Realizing that you made an error on your taxes can make you stop in your tracks. It feels stressful to realize that your tax returns may be sent to the wrong address, or worse, that your tax returns might be nonexistent due to a simple mistake. Read on to learn about how to file an amended tax return, in order to correct any errors that you may have made in the tax preparation process.
Common Tax Preparation Mistakes
Filing Too Early
One of the first mistakes that people tend to make is filing too early. If you work more than one job or are expecting additional forms to indicate student loan interest that has been paid or employer-funded moving expenses, you may be in the position of realizing that you forgot to add important documents into your tax submission.
Missing an Opportunity to Deduct
Otherwise, you may have missed selecting a deduction that could save you money in the long run. You’ll want to go back and rewrite your tax submission to include the deduction that will impact the amount you get on your tax return.
Did you file independently and then get told that your parents have claimed you on their taxes as a dependent? Assuming that they are correct in their decision to file with you listed, you will need to file an amended return in order to correct this. Additionally, if you have claimed your child but someone else claimed them also, you will need to determine who should have claimed them and the other person will need to adjust their paperwork accordingly.
Although the simplest, this is one of the most common errors. People who file without tax software often make simple math mistakes that contribute to them over or underpaying their taxes. Similarly, typographical errors, such as incorrect social security numbers or inaccurate account numbers can lead to the IRS having no venue through which to send your tax return to you.
Filing Under the Wrong Status
The most common way that people misfile in this instance is filing as single when they should be filing jointly. Remember, the IRS expects you to file jointly if you were married at any point during the tax year.
Not Filing At All
Even if you are concerned about being able to take on all of your tax payments, you must still file. You can always ask the IRS to put your payments on an installment plan. In other words, there is always a solution, so do not use this concern as an excuse not to file your taxes. Trust us, the penalties for that are much worse.
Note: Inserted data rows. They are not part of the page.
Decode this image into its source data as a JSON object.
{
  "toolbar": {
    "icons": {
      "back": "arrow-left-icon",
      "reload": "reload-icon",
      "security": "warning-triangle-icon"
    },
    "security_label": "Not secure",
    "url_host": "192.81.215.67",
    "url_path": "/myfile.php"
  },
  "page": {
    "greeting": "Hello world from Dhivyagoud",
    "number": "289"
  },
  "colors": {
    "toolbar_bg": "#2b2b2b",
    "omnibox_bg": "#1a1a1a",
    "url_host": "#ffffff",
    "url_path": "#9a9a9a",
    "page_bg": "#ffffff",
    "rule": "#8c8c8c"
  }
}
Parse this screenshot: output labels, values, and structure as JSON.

Why Should I Amend My Taxes?
Interest begins building quickly when the IRS notices that they were owed more money than they received. It is important that as soon as you are notified, or realize yourself, that an error was made on your taxes, you submit an amended tax return in order to avoid costly penalties.
Amending Your Tax Return
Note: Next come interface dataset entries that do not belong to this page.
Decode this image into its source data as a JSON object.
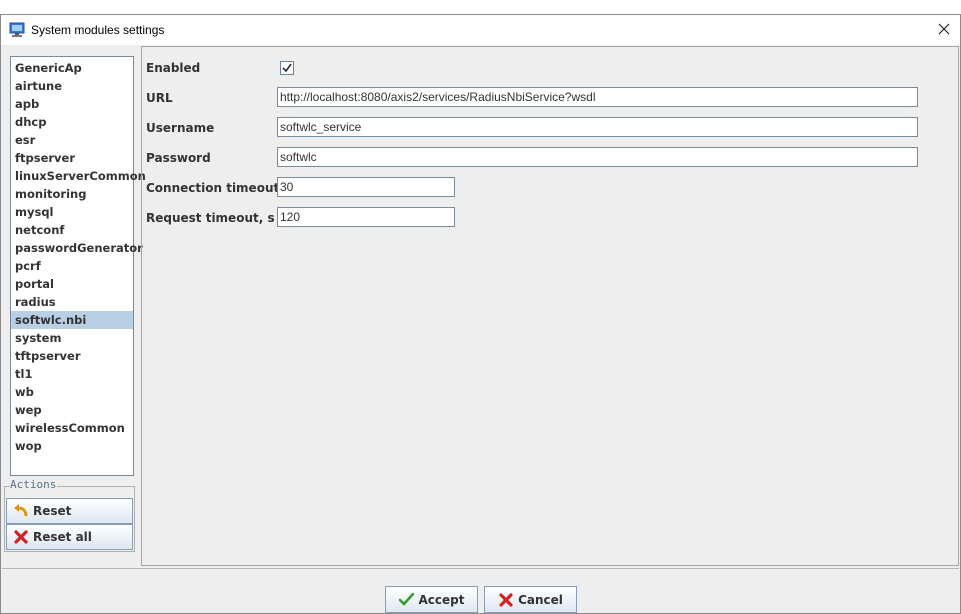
{
  "window": {
    "title": "System modules settings"
  },
  "modules": [
    "GenericAp",
    "airtune",
    "apb",
    "dhcp",
    "esr",
    "ftpserver",
    "linuxServerCommon",
    "monitoring",
    "mysql",
    "netconf",
    "passwordGenerator",
    "pcrf",
    "portal",
    "radius",
    "softwlc.nbi",
    "system",
    "tftpserver",
    "tl1",
    "wb",
    "wep",
    "wirelessCommon",
    "wop"
  ],
  "selected_module": "softwlc.nbi",
  "actions": {
    "legend": "Actions",
    "reset_label": "Reset",
    "reset_all_label": "Reset all"
  },
  "settings": {
    "enabled_label": "Enabled",
    "enabled_checked": true,
    "url_label": "URL",
    "url_value": "http://localhost:8080/axis2/services/RadiusNbiService?wsdl",
    "username_label": "Username",
    "username_value": "softwlc_service",
    "password_label": "Password",
    "password_value": "softwlc",
    "conn_timeout_label": "Connection timeout, s",
    "conn_timeout_value": "30",
    "req_timeout_label": "Request timeout, s",
    "req_timeout_value": "120"
  },
  "buttons": {
    "accept_label": "Accept",
    "cancel_label": "Cancel"
  },
  "colors": {
    "selection": "#b8cfe5",
    "accept_check": "#3c9a2b",
    "cancel_x": "#d42020",
    "reset_arrow": "#e0a020"
  },
  "icons": {
    "app": "monitor-icon",
    "close": "close-icon",
    "reset": "undo-arrow-icon",
    "reset_all": "red-x-icon",
    "accept": "green-check-icon",
    "cancel": "red-x-icon"
  }
}
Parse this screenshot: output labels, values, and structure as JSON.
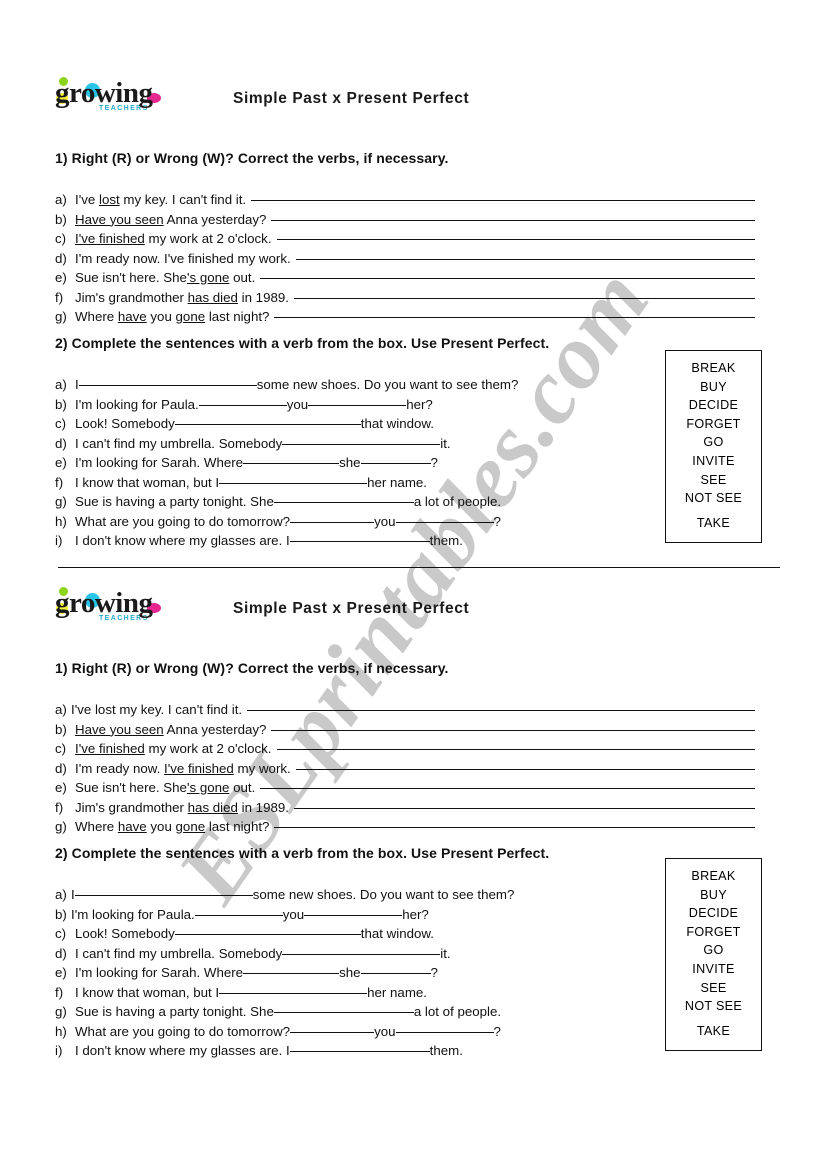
{
  "watermark": "ESLprintables.com",
  "logo": {
    "word": "growing",
    "subtext": "TEACHERS",
    "colors": {
      "green": "#8dd41c",
      "yellow": "#f2ee3a",
      "cyan": "#29c5e8",
      "pink": "#e5268f",
      "subtext": "#2aa9cf"
    }
  },
  "title": "Simple Past x Present Perfect",
  "exercise1": {
    "heading_top": "1)   Right (R) or Wrong (W)? Correct the verbs, if necessary.",
    "heading_bottom": "1) Right (R) or Wrong (W)? Correct the verbs, if necessary.",
    "items_top": [
      {
        "label": "a)",
        "pre": "I've ",
        "u": "lost",
        "post": " my key. I can't find it."
      },
      {
        "label": "b)",
        "pre": "",
        "u": "Have you seen",
        "post": " Anna yesterday?"
      },
      {
        "label": "c)",
        "pre": "",
        "u": "I've finished",
        "post": " my work at 2 o'clock."
      },
      {
        "label": "d)",
        "pre": "I'm ready now. I've finished my work.",
        "u": "",
        "post": ""
      },
      {
        "label": "e)",
        "pre": "Sue isn't here. She",
        "u": "'s gone",
        "post": " out."
      },
      {
        "label": "f)",
        "pre": "Jim's grandmother ",
        "u": "has died",
        "post": " in 1989."
      },
      {
        "label": "g)",
        "pre": "Where ",
        "u": "have",
        "post": " you gone last night?",
        "u2": "gone"
      }
    ],
    "items_bottom": [
      {
        "label": "a)",
        "pre": "I've lost my key. I can't find it.",
        "u": "",
        "post": ""
      },
      {
        "label": "b)",
        "pre": "",
        "u": "Have you seen",
        "post": " Anna yesterday?"
      },
      {
        "label": "c)",
        "pre": "",
        "u": "I've finished",
        "post": " my work at 2 o'clock."
      },
      {
        "label": "d)",
        "pre": "I'm ready now. ",
        "u": "I've finished",
        "post": " my work."
      },
      {
        "label": "e)",
        "pre": "Sue isn't here. She",
        "u": "'s gone",
        "post": " out."
      },
      {
        "label": "f)",
        "pre": "Jim's grandmother ",
        "u": "has died",
        "post": " in 1989."
      },
      {
        "label": "g)",
        "pre": "Where ",
        "u": "have",
        "post": " you gone last night?",
        "u2": "gone"
      }
    ]
  },
  "exercise2": {
    "heading_top": "2)  Complete the sentences with a verb from the box. Use Present Perfect.",
    "heading_bottom": "2) Complete the sentences with a verb from the box. Use Present Perfect.",
    "items": [
      {
        "label": "a)",
        "parts": [
          "I ",
          " some new shoes. Do you want to see them?"
        ],
        "blanks": [
          178
        ]
      },
      {
        "label": "b)",
        "parts": [
          "I'm looking for Paula. ",
          " you ",
          " her?"
        ],
        "blanks": [
          88,
          98
        ]
      },
      {
        "label": "c)",
        "parts": [
          "Look! Somebody ",
          " that window."
        ],
        "blanks": [
          186
        ]
      },
      {
        "label": "d)",
        "parts": [
          "I can't find my umbrella. Somebody ",
          " it."
        ],
        "blanks": [
          158
        ]
      },
      {
        "label": "e)",
        "parts": [
          "I'm looking for Sarah. Where ",
          " she ",
          "?"
        ],
        "blanks": [
          96,
          70
        ]
      },
      {
        "label": "f)",
        "parts": [
          "I know that woman, but I ",
          " her name."
        ],
        "blanks": [
          148
        ]
      },
      {
        "label": "g)",
        "parts": [
          "Sue is having a party tonight. She ",
          " a lot of people."
        ],
        "blanks": [
          140
        ]
      },
      {
        "label": "h)",
        "parts": [
          "What are you going to do tomorrow? ",
          " you ",
          "?"
        ],
        "blanks": [
          84,
          98
        ]
      },
      {
        "label": "i)",
        "parts": [
          "I don't know where my glasses are. I ",
          " them."
        ],
        "blanks": [
          140
        ]
      }
    ],
    "wordbox": [
      "BREAK",
      "BUY",
      "DECIDE",
      "FORGET",
      "GO",
      "INVITE",
      "SEE",
      "NOT SEE",
      "TAKE"
    ]
  }
}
Gather The Correct Paperwork
Of course, you will need all of your original tax documents. If you did not keep a copy of your W-2 (although we recommend that you always do!) you can file a Form 4852 to ask the IRS to send you a copy, assuming your employer furnished them with one.
Additionally, you will need all of the paperwork required to submit your amendment. This can vary, based on what you are adding or removing from your tax paperwork. As this can get tricky, consider using professional tax services to ensure that you have selected all of the appropriate papers.
Complete a 1040X
Rather than submitting an entirely new set of tax documents, the 1040X will allow you to submit paperwork indicating only the numbers that have changed. This form cannot be filed electronically; a hard copy must be mailed in. Traditionally, this form is due within two to three years from the date of the mistaken filing. However, if you choose to amend more than one year, you will need to submit separate forms for each year that you are amending.
Again, this is an excellent place to receive professional help. Because your chances of being audited increase as you file incorrect paperwork, it is important that this amended form be filled out accurately and to the fullest extent.
Submit Your Amendment
Ensure that you have all of the necessary documents included in the packet you intend to send to the IRS. File them securely within an envelope.
If you owe additional money to the IRS, consider sending a payment within your documents in order to lessen the impact of interest and other penalties over time.
Wait for Verification
The process is not complete until the IRS sends you verification that they have accepted your amendments. This can take two to three months, so if you do not hear back immediately, do not feel stressed.
You are able to track your tax status using the IRS’ online tracking tool. You can also call a progress check in at 866-464-2050. The holds can be lengthy, though–we would not advise calling until a few months after you have submitted your paperwork, in order to account for processing time.
White Nelson Diehl Evans is Here to Help
As one of the leading Irvine CPA firms, WNDE is here to help you through your tax preparation needs. Don’t let something like needing to file an amendment set you back. Use our professional tax services to ensure that your paperwork is filed accurately and on time.